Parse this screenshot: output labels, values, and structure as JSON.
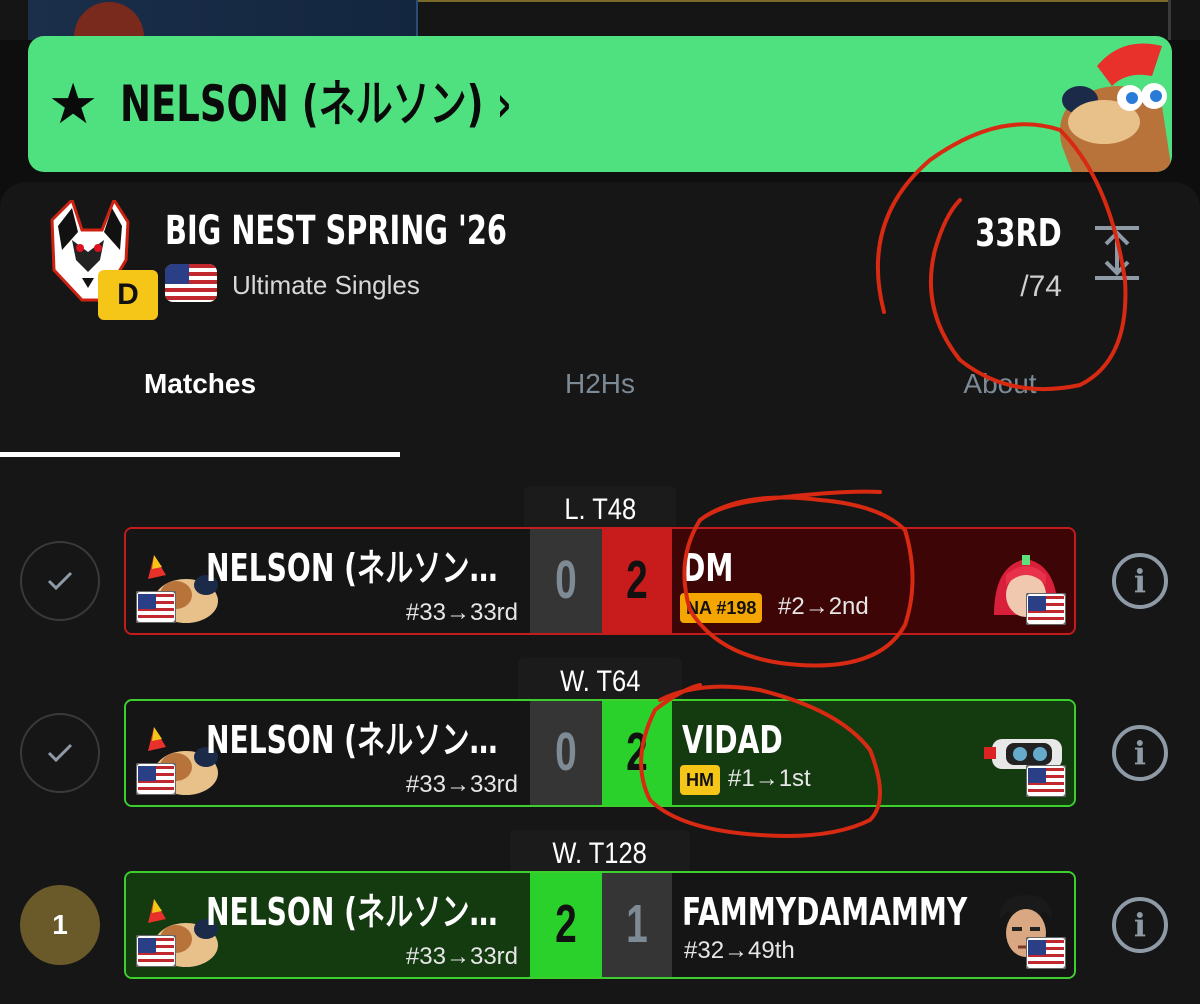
{
  "banner": {
    "text": "NELSON (ネルソン) ›",
    "star": "★"
  },
  "event": {
    "title": "BIG NEST SPRING '26",
    "tier": "D",
    "game": "Ultimate Singles",
    "placing": "33RD",
    "entrants": "/74"
  },
  "tabs": [
    {
      "label": "Matches",
      "active": true
    },
    {
      "label": "H2Hs",
      "active": false
    },
    {
      "label": "About",
      "active": false
    }
  ],
  "matches": [
    {
      "round": "L. T48",
      "status": "check",
      "p1": {
        "name": "NELSON (ネルソン…",
        "seed": "#33→33rd",
        "score": "0"
      },
      "p2": {
        "name": "DM",
        "badge": "NA #198",
        "seed": "#2→2nd",
        "score": "2"
      },
      "result": "loss"
    },
    {
      "round": "W. T64",
      "status": "check",
      "p1": {
        "name": "NELSON (ネルソン…",
        "seed": "#33→33rd",
        "score": "0"
      },
      "p2": {
        "name": "VIDAD",
        "badge": "HM",
        "seed": "#1→1st",
        "score": "2"
      },
      "result": "loss"
    },
    {
      "round": "W. T128",
      "status": "1",
      "p1": {
        "name": "NELSON (ネルソン…",
        "seed": "#33→33rd",
        "score": "2"
      },
      "p2": {
        "name": "FAMMYDAMAMMY",
        "seed": "#32→49th",
        "score": "1"
      },
      "result": "win"
    }
  ],
  "colors": {
    "banner": "#4fe07f",
    "win": "#2bd12b",
    "loss": "#c81c1c",
    "tier": "#f5c518"
  }
}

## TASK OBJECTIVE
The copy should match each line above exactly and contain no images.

## WRITTEN SOLUTION
Parse this screenshot: output labels, values, and structure as JSON.
{
  "banner": {
    "text": "NELSON (ネルソン) ›",
    "star": "★"
  },
  "event": {
    "title": "BIG NEST SPRING '26",
    "tier": "D",
    "game": "Ultimate Singles",
    "placing": "33RD",
    "entrants": "/74"
  },
  "tabs": [
    {
      "label": "Matches",
      "active": true
    },
    {
      "label": "H2Hs",
      "active": false
    },
    {
      "label": "About",
      "active": false
    }
  ],
  "matches": [
    {
      "round": "L. T48",
      "status": "check",
      "p1": {
        "name": "NELSON (ネルソン…",
        "seed": "#33→33rd",
        "score": "0"
      },
      "p2": {
        "name": "DM",
        "badge": "NA #198",
        "seed": "#2→2nd",
        "score": "2"
      },
      "result": "loss"
    },
    {
      "round": "W. T64",
      "status": "check",
      "p1": {
        "name": "NELSON (ネルソン…",
        "seed": "#33→33rd",
        "score": "0"
      },
      "p2": {
        "name": "VIDAD",
        "badge": "HM",
        "seed": "#1→1st",
        "score": "2"
      },
      "result": "loss"
    },
    {
      "round": "W. T128",
      "status": "1",
      "p1": {
        "name": "NELSON (ネルソン…",
        "seed": "#33→33rd",
        "score": "2"
      },
      "p2": {
        "name": "FAMMYDAMAMMY",
        "seed": "#32→49th",
        "score": "1"
      },
      "result": "win"
    }
  ],
  "colors": {
    "banner": "#4fe07f",
    "win": "#2bd12b",
    "loss": "#c81c1c",
    "tier": "#f5c518"
  }
}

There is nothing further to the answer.